When we crunched the numbers and analyzed the storylines, Froome did not come out on top for the first time in years. Froome’s teammate Egan Bernal is the only five-star favorite. Froome is, depending on the criteria, a second- or even third-tier favorite to win.
Let’s break it down: The 2020 Tour de France route, with its multitude of punchy and soaring ascents, favors more explosive climbers such as Bernal, Julian Alaphilippe, and Primož Roglič. And the dearth of flat individual time trial kilometers hurts Froome while helping Nairo Quintana and Thibaut Pinot.
That’s a check in the ‘weakness’ category for Froome.
From a strategic standpoint, the Tour’s five early mountain stages are likely to force teams to consolidate their GC ambitions around one or maybe two riders. That does not bode well for Froome.
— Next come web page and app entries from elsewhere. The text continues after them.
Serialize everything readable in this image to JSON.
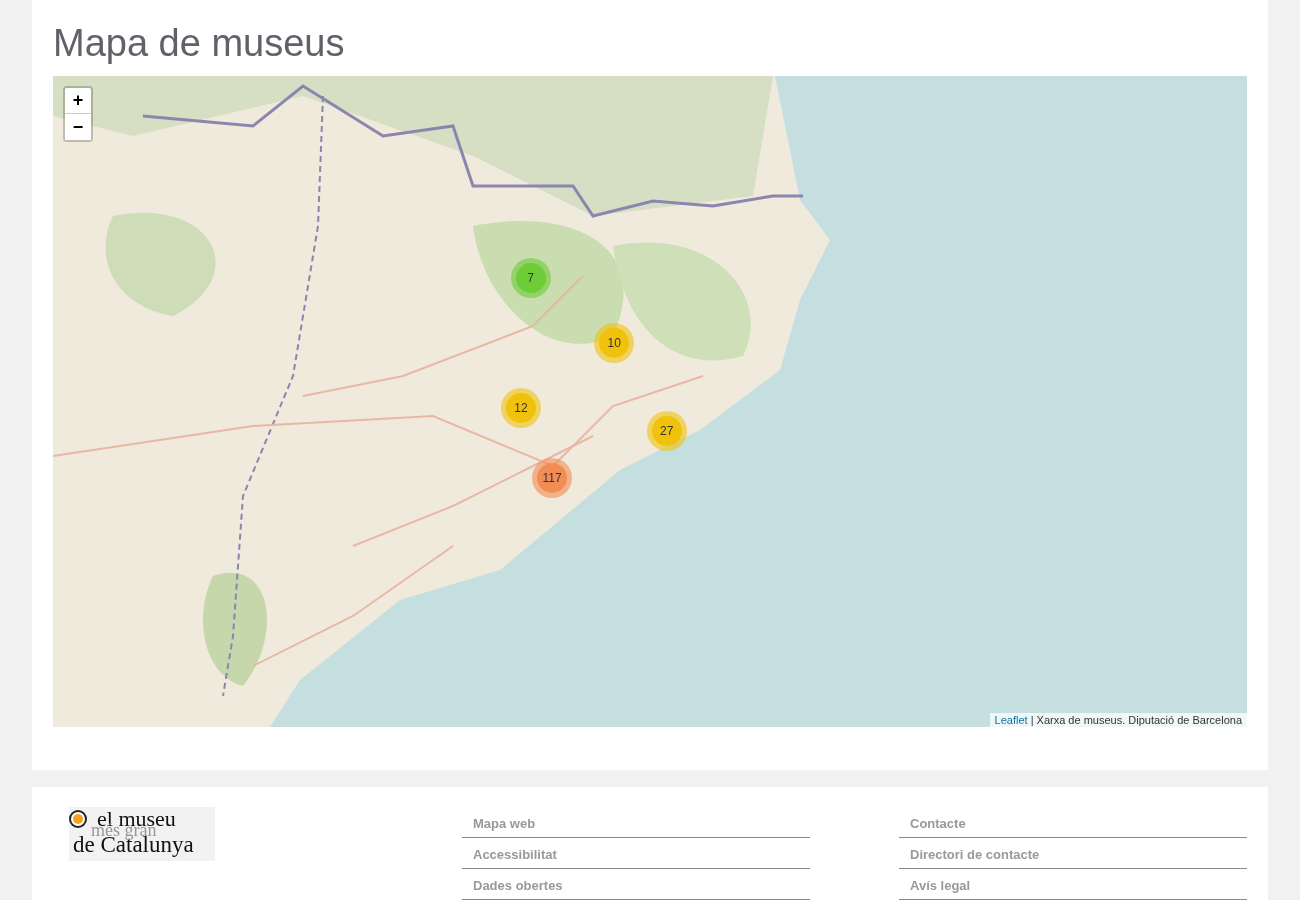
{
  "title": "Mapa de museus",
  "map": {
    "zoom_in": "+",
    "zoom_out": "−",
    "attribution_link": "Leaflet",
    "attribution_text": " | Xarxa de museus. Diputació de Barcelona",
    "clusters": [
      {
        "count": "7",
        "color": "#6ecc39"
      },
      {
        "count": "10",
        "color": "#f0c20c"
      },
      {
        "count": "12",
        "color": "#f0c20c"
      },
      {
        "count": "27",
        "color": "#f0c20c"
      },
      {
        "count": "117",
        "color": "#f18c54"
      }
    ]
  },
  "footer": {
    "logo": {
      "line_1": "el museu",
      "line_2": "més gran",
      "line_3": "de Catalunya"
    },
    "links": [
      [
        "Mapa web",
        "Accessibilitat",
        "Dades obertes"
      ],
      [
        "Contacte",
        "Directori de contacte",
        "Avís legal"
      ]
    ]
  }
}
Team Sky/Ineos has dominated the last seven of eight Tours by rallying its collective strength around one — and only one — GC rider. What does that mean? Should Bernal eke out a time gap on the stage 4 summit finish to Orcières-Merlette, or squeeze out some valuable seconds on stage 8 in the Pyrénées, Froome could become resigned to domestique duty after just a few days.
His best bet could be to try and hang inside the top-five until the final time trial, and then hit the afterburners to win. It’s an unlikely scenario.
And let’s not forget the mighty question mark hanging over Froome’s head. On paper, Froome has the skills to climb and descend and time trial better than just about anyone in the race. The unfortunate truth is that nobody — not even Froome — knows how his body will hold up under three weeks of racing in 2020, just one year after his scary crash at the Critérium du Dauphiné.
Weakness — check.
If the deck feels stacked against Froome, the storylines following him into this race are ones for the ages. Froome is just one win away from joining the Tour’s all-time greats. He’s just thumbed his nose at the institution that — opinions vary here — either carried him, or he carried, to victory all of these years. In just a few months Froome will don the jersey of Israel Start-Up Nation, and try to dethrone his former team. And in my estimation, he will be crushed by Bernal and Team Ineos’s thumping tempo, similar to how Quintana, Nibali and Alberto Contador were squashed for years and years.
This 2020 Tour represents his best opportunity to win.
In a sense, Froome’s legacy this year is butting heads with the legacy of his longtime boss, David Brailsford, who undoubtedly wants the history books to someday label this the Sky/Ineos era, and not the Chris Froome age. A fifth Froome win points the history books one way, while a second Bernal win points history in the other direction.
And again, Froome is embarking on this Tour after a year away from the races. The last time we saw him battle other riders with the yellow jersey on the line, he yo-yoed off the back of favorites on the slopes of the Col du Soulor. Sorry, I don’t count Froome’s 71st place at February’s UAE Tour as a real result. His last meaningful mark was third at the 2018 Tour de France.
Hey, I understand that my newfound Froome fandom is likely to be an unpopular take. For the umpteenth time, fans during the upcoming Tour will complain about his pedaling style and his awkward position on the bicycle. They will joke about his inhaler usage and become enraged whenever the word ‘salbutamol’ is uttered. It’s cycling, after all, and fans are going to cheer, and haters are going to hate.
Still, cheering for Froome in 2020 just isn’t the same as rooting for him in 2017. When you add things up, Froome has plenty of checkmarks in the ‘weakness’ category, for the first time in years. And, to be fair, I count my personal rooting interest in him as one such disadvantage. For whatever reason, I always end up cheering for riders that lose the Tour de France.
Maybe that’s because I’ve never cheered for Chris Froome.